Indonesia has reported that a missing boat with 53 people “drowned” after finding debris on the shores of Lake Bali is believed to have been in the ship.
“With the evidence we found that we believe it came from a submarine, we have now moved from the ‘missing missing’ section to the ‘sub sunk’,” said Admiral Yudo Margono, Indonesian military chief of staff, pointing out the debris found in the search. KRI Nanggala-402, which went missing in deep water near Bali during a workout on Wednesday.
Among those thought to be dead was Harry Setiawan, an Indonesian naval officer.
The loss of a senior, a craftsman and a crew is a dangerous restoration of the military in this country at a time when territorial disputes and spear competition are heating up in the region.
Officials had predicted that diesel fuel, built forty years ago, would end Saturday morning.
Indonesia continues to hunt alongside special aircraft and rescue ships shipped by US, Australia, Singapore, Malaysia and India.
“The depth of the sea we have identified is 850 meters, which is very difficult and causes a lot of trouble,” Margono said at the end of Saturday. It is more than three times the depth that experts say the ship can safely navigate.
Indonesian navy operates five warships. Two, including those who have now drowned, were arrested in Germany and the rest in South Korea.
Jakarta is importing seven additional ships to be built in Russia and abroad, while Southeast Asian countries want to deal with the radical change in Chinese military presence. Beijing in 2019 was the second largest military operator in the world after the US, according to the Stockholm International Peace Research Institute.
Indonesian military casualties rose by 69% between 2010 and 2019, the fourth largest jump in Asia Pacific, according to SIPRI.
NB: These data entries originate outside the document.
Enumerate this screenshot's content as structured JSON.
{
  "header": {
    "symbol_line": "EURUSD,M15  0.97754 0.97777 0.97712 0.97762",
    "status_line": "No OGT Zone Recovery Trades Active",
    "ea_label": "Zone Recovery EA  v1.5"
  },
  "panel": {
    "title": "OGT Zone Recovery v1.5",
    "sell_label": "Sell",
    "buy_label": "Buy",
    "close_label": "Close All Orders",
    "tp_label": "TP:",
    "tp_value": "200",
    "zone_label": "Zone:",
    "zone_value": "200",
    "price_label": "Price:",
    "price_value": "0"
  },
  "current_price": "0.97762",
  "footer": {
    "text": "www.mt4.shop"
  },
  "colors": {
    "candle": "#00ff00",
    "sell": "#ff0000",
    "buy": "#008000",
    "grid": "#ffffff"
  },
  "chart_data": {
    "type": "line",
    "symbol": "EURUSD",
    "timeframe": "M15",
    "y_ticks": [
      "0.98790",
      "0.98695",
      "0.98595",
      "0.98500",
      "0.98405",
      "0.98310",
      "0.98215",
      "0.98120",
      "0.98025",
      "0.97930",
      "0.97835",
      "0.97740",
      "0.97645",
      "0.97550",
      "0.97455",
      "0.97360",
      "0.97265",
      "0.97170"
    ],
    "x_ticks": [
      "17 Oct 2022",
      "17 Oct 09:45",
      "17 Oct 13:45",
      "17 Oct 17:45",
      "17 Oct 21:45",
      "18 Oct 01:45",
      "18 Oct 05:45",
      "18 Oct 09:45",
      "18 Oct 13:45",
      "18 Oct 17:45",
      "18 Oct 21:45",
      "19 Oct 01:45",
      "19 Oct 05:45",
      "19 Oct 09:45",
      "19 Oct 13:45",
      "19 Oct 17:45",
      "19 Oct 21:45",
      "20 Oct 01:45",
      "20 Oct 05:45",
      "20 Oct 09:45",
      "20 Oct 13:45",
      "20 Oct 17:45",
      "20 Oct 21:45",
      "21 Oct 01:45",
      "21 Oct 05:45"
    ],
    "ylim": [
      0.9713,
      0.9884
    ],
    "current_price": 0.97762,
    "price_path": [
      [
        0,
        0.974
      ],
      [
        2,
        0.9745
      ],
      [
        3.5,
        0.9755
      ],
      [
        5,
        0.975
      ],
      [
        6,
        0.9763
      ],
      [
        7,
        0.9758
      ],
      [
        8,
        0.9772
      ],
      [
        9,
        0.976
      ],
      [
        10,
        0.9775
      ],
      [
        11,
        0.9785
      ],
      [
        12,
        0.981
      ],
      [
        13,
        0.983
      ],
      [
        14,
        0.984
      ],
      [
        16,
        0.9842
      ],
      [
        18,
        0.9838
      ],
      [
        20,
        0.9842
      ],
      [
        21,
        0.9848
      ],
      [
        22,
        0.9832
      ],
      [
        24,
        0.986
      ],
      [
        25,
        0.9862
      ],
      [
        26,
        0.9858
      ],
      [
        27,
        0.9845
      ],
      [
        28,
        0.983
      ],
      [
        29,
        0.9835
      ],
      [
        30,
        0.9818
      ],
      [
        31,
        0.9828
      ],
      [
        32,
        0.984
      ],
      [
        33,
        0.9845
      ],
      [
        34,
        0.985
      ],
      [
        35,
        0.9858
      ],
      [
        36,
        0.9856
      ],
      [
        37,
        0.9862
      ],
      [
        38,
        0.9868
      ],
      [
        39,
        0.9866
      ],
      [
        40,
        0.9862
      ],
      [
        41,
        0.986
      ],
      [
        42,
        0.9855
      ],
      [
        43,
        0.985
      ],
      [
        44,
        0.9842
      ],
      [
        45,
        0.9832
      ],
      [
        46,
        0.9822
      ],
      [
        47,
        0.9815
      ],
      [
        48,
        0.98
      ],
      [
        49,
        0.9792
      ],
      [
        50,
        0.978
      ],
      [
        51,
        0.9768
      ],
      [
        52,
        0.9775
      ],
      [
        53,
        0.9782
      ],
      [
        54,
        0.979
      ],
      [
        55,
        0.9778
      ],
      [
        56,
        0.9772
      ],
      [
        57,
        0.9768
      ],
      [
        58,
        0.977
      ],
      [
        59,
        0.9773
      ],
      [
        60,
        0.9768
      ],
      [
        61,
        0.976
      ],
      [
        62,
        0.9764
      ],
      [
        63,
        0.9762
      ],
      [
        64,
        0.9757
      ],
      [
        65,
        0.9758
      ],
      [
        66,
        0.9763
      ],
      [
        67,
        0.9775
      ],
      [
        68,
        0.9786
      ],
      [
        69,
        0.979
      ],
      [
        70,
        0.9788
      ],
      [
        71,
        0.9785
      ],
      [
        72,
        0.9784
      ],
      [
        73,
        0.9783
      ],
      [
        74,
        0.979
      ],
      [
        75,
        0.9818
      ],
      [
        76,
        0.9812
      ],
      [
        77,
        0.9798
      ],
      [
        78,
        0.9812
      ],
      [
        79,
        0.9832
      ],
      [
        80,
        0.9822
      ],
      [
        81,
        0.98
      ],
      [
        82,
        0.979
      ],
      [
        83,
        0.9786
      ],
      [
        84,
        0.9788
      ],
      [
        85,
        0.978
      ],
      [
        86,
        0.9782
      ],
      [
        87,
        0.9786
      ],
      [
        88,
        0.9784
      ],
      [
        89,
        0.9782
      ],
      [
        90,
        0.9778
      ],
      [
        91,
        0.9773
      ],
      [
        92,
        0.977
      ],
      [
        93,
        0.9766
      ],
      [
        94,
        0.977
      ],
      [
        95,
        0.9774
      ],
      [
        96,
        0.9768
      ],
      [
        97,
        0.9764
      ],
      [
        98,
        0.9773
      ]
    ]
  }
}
“China’s rise as a regional military force and its rhetoric in the South China Sea has been a major security threat to many Southeast Asian countries,” he said. paper author Siemon T. Wezeman, senior researcher at SIPRI.
Southeast Asian military spending rose by at least 33% between 2009 and 2018, “more than the global increase [in] wasting military money, ”said Wezeman.
Managing its vast seas and thousands of islands is a challenge for Indonesia, which has been at loggerheads with China over fishing rights in the South China Sea and elsewhere.
The need to replace the old weapons – which in most developed countries “would have already been changed or become more sophisticated” – is also driving a war in Southeast Asia, says Wezeman, adding that Indonesia’s largest warships in 2012 were second-hand is between 25 and 40 years old.
KRI Nanggala-402 was built 41 years ago and operated in South Korea in 2012.
Indonesian naval forces on Wednesday said the blackout had probably occurred “diving into the water”, causing shipwreck.